Assignment:
Which lines of the listing hold the string "Buat"? Copy those lines.

Records for this exercise:
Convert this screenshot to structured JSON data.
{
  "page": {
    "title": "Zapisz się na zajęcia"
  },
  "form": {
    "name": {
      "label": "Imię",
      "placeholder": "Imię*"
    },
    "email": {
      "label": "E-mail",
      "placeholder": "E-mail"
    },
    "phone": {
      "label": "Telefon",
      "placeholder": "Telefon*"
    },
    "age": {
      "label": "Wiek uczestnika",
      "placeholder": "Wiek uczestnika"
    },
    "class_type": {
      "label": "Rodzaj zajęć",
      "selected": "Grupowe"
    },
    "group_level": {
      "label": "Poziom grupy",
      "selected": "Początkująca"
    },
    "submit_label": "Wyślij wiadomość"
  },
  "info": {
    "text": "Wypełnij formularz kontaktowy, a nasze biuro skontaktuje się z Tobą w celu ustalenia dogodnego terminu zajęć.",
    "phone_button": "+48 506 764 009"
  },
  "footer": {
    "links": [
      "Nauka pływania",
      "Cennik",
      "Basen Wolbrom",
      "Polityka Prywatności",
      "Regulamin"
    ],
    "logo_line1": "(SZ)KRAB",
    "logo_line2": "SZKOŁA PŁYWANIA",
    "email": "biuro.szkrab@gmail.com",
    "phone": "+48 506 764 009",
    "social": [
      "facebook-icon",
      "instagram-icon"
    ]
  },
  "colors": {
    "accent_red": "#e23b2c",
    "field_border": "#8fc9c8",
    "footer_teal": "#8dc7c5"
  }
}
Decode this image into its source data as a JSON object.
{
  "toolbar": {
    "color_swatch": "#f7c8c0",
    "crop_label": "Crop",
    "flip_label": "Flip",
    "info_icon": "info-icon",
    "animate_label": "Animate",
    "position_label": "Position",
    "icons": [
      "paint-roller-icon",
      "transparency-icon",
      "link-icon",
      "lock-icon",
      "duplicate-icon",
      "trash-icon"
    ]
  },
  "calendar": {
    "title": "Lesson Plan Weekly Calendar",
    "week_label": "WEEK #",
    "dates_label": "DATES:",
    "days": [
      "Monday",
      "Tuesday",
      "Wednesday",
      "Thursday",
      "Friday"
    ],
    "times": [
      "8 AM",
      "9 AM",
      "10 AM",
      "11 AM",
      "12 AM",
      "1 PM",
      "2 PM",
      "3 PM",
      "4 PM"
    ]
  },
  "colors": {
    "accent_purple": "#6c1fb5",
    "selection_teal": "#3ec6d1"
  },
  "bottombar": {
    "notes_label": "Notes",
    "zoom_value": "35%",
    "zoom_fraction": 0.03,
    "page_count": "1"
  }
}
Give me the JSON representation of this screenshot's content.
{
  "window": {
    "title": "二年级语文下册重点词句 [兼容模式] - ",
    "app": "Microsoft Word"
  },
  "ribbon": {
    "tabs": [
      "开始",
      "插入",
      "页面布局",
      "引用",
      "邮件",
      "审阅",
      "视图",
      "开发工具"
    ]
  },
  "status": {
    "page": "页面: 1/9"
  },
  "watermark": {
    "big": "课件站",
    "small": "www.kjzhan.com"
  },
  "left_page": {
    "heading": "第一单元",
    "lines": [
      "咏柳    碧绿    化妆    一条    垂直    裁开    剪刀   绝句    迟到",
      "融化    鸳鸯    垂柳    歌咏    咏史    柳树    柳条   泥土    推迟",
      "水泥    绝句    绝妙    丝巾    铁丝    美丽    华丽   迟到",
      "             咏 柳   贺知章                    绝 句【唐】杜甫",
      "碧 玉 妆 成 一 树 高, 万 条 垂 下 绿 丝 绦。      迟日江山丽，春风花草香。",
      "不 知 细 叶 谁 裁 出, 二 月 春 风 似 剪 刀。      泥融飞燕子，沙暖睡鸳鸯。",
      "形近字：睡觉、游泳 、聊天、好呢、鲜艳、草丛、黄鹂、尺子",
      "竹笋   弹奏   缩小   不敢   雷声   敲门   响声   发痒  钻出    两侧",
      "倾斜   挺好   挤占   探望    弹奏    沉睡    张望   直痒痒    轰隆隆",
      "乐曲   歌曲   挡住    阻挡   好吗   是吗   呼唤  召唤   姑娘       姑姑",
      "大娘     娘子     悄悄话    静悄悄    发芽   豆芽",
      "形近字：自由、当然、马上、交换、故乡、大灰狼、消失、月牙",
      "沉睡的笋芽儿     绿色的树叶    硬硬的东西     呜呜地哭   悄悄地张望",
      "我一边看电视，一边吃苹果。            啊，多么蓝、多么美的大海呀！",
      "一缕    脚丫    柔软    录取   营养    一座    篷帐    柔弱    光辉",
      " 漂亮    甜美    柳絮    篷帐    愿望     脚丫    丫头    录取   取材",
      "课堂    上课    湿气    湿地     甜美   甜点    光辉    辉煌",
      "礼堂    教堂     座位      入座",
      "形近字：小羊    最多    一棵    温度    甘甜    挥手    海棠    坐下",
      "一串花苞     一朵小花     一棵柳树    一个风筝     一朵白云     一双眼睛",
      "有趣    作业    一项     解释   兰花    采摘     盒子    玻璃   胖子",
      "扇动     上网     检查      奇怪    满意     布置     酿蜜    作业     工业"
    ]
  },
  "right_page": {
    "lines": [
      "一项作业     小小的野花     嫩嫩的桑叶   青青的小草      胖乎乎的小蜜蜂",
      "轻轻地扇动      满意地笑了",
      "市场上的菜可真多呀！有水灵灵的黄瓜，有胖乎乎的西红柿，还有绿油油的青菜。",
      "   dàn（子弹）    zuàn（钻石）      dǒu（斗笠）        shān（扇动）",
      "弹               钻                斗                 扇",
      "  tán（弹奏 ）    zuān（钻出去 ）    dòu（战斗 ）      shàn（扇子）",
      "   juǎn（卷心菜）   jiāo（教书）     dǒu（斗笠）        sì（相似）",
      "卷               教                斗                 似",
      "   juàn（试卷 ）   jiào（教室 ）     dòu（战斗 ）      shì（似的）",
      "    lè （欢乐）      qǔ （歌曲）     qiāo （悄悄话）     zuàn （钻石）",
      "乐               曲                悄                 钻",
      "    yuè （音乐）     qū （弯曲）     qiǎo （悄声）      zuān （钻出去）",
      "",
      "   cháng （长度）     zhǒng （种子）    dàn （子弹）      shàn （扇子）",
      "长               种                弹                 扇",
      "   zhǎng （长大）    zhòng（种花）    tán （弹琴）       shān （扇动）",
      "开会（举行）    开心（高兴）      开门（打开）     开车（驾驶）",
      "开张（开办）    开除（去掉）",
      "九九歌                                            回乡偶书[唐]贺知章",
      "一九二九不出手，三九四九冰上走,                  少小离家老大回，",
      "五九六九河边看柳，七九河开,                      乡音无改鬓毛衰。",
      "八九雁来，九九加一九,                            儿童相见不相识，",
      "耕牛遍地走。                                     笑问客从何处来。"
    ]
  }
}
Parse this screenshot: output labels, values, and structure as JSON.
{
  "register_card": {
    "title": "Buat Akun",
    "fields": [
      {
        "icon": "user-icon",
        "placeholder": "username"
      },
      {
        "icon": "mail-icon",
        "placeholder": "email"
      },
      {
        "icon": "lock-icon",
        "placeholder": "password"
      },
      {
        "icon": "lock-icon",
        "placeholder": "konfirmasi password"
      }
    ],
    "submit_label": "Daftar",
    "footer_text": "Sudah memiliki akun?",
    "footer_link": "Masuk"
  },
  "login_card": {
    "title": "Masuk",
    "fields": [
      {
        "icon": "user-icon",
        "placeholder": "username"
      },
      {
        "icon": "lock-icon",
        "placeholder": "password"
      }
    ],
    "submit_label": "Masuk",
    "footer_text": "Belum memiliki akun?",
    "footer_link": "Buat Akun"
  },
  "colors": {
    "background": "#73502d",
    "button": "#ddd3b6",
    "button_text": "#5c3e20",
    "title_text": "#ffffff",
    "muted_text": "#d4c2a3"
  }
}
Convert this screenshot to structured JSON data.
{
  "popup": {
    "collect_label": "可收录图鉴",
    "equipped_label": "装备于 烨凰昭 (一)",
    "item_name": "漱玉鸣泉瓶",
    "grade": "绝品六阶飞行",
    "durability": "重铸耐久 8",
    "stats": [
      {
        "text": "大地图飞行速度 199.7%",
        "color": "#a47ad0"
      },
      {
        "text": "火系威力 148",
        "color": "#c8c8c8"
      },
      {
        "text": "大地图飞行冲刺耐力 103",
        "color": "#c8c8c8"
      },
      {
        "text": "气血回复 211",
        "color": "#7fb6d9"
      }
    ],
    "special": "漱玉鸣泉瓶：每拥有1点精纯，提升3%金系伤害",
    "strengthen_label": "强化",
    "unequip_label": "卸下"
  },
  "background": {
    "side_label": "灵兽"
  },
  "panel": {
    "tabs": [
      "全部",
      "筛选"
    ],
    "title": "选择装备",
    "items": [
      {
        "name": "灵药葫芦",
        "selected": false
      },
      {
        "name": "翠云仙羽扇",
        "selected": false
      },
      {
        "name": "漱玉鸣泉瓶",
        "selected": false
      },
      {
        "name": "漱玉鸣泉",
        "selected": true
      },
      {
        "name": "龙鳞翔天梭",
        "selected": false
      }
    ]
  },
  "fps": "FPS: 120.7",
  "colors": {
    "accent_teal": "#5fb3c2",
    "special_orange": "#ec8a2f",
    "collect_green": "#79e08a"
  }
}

Completed task:
    "title": "Buat Akun",
    "footer_link": "Buat Akun"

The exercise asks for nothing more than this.